Supplied entries
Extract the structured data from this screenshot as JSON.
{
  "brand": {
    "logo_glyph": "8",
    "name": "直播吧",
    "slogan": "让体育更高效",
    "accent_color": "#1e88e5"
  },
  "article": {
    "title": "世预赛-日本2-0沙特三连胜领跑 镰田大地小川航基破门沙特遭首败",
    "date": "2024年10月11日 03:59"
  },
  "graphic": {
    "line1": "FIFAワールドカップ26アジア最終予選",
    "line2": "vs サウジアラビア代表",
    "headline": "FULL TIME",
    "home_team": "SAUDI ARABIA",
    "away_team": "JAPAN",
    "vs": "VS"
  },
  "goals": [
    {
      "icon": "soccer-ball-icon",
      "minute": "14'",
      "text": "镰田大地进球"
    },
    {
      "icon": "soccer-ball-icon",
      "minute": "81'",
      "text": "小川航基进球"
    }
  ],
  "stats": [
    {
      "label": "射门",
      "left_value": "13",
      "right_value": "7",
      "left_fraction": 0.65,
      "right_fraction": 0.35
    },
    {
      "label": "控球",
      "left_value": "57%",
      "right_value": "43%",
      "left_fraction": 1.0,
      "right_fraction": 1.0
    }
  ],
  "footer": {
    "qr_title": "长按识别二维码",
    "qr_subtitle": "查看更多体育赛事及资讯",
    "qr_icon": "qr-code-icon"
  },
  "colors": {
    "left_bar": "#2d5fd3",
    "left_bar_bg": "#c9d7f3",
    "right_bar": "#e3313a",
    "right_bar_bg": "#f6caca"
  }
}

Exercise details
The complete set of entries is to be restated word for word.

Exercise result
Extract the structured data from this screenshot as JSON.
{
  "brand": {
    "logo_glyph": "8",
    "name": "直播吧",
    "slogan": "让体育更高效",
    "accent_color": "#1e88e5"
  },
  "article": {
    "title": "世预赛-日本2-0沙特三连胜领跑 镰田大地小川航基破门沙特遭首败",
    "date": "2024年10月11日 03:59"
  },
  "graphic": {
    "line1": "FIFAワールドカップ26アジア最終予選",
    "line2": "vs サウジアラビア代表",
    "headline": "FULL TIME",
    "home_team": "SAUDI ARABIA",
    "away_team": "JAPAN",
    "vs": "VS"
  },
  "goals": [
    {
      "icon": "soccer-ball-icon",
      "minute": "14'",
      "text": "镰田大地进球"
    },
    {
      "icon": "soccer-ball-icon",
      "minute": "81'",
      "text": "小川航基进球"
    }
  ],
  "stats": [
    {
      "label": "射门",
      "left_value": "13",
      "right_value": "7",
      "left_fraction": 0.65,
      "right_fraction": 0.35
    },
    {
      "label": "控球",
      "left_value": "57%",
      "right_value": "43%",
      "left_fraction": 1.0,
      "right_fraction": 1.0
    }
  ],
  "footer": {
    "qr_title": "长按识别二维码",
    "qr_subtitle": "查看更多体育赛事及资讯",
    "qr_icon": "qr-code-icon"
  },
  "colors": {
    "left_bar": "#2d5fd3",
    "left_bar_bg": "#c9d7f3",
    "right_bar": "#e3313a",
    "right_bar_bg": "#f6caca"
  }
}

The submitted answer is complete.